Republic of Anguilla
Republic of Anguilla
|House of Representatives|
• First declaration of independence
|12 July 1967|
• Second declaration of independence
|7 February 1969|
• Occupied by the United Kingdom
|19 March 1969|
• Interim agreement
|1967||91 km2 (35 sq mi)|
|Currency||Anguilla Liberty dollar|
|ISO 3166 code||AI|
|Today part of||Anguilla|
On 27 February 1967, Britain granted the territory of Saint Christopher-Nevis-Anguilla the status of "associated state", with its own constitution and a considerable degree of self-government. Many Anguillans strenuously objected to the continuing political subservience to Saint Kitts, and on 30 May (known as Anguilla Day), the Saint Kitts police were evicted from the island. The provisional government requested United States administration, which was declined. On 11 July 1967, a referendum on Anguilla's secession from the fledgling state was held. The results were 1,813 votes for secession and 5 against. A declaration of independence (written mainly by Harvard Law professor Roger Fisher) was read publicly by Walter Hodge.
A separate legislative council was immediately established. Peter Adams served as the first Chairman of the Anguilla Island Council, but when he agreed to take Anguilla back to St. Kitts, he was deposed and replaced by Ronald Webster. In December 1967, two members of Britain's Parliament worked out an interim agreement by which for one year a British official would exercise basic administrative authority along with the Anguilla Council. Tony Lee took the position on 8 January 1968, but by the end of the term, no agreement had been reached on the long-term future of the island's governance.

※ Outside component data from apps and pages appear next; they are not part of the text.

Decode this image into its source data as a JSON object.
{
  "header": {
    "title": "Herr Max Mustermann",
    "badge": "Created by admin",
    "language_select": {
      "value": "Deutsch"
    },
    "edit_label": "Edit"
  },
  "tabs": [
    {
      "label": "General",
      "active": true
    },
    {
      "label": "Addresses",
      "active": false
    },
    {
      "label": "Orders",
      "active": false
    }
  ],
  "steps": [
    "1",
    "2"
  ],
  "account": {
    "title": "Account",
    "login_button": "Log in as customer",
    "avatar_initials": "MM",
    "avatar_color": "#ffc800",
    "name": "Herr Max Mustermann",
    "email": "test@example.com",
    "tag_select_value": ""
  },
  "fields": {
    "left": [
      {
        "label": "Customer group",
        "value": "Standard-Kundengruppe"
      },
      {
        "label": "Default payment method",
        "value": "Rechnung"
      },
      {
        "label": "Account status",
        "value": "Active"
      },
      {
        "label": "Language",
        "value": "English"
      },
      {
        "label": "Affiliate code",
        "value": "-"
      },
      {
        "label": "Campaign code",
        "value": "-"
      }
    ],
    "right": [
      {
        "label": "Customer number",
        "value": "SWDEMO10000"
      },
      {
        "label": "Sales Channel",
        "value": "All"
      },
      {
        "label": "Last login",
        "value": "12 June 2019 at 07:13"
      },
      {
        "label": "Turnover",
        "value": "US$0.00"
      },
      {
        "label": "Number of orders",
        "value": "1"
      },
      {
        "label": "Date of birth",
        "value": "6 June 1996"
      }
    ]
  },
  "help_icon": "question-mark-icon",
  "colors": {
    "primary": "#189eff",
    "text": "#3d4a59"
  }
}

Declaration of republicEdit
On 6 February 1969, Anguilla held a second referendum resulting in a vote of 1,739 to 4 against returning to association with Saint Kitts. The next day Anguilla declared itself an independent republic.
Webster once again served as Chairman. A new British envoy, William Whitlock, arrived on 11 March 1969 with a proposal for a new interim British administration. He was quickly expelled at gunpoint.
Restoration of British controlEdit
On 19 March 1969, a contingent of 300 2nd Battalion, The Parachute Regiment, plus 22 London Metropolitan Police peacefully landed by helicopter on the island from 2 frigates, ostensibly to "restore order". Webster fled the island, eventually addressing the General Assembly of the United Nations, arguing that Anguilla should have the right to self-determination.
Tony Lee was dismissed, while Lord Caradon and Webster drew up a Seven Point Declaration. Effectively, Anguilla was allowed to secede from Saint Kitts and Nevis, although it was not until 19 December 1980 that Anguilla formally disassociated itself from Saint Kitts and became a separate British dependency. While Saint Kitts and Nevis went on to gain full independence from the UK in 1983, Anguilla remains a British overseas territory.
- A complete gallery of coins of the Republic of Anguilla, Colnect (colnect.com). Retrieved on 2017-04-19.
- Abbott, George C. (1971). "Political Disintegration: The Lessons of Anguilla". Government and Opposition. 6 (1): 58–74. doi:10.1111/j.1477-7053.1971.tb00812.x. ISSN 0017-257X.
- David X. Noack: Die abtrünnige Republik Anguilla, amerika21.de 2016-09-27. Retrieved on 2017-04-23.
- Westlake, Donald (1972). Under an English Heaven. New York: Simon & Schuster. pp. 78–79. ISBN 0-671-21311-3.
- Hubbard, Vincent (2002). A History of St. Kitts. Macmillan Caribbean. pp. 147–149. ISBN 9780333747605.
- Roth, Andrew (2001-11-07). "Obituary: William Whitlock". The Guardian. ISSN 0261-3077. Retrieved 2020-07-11.
- "Anguilla: The farcical British invasion everyone forgets". The National. 19 March 2019. Retrieved 28 December 2020.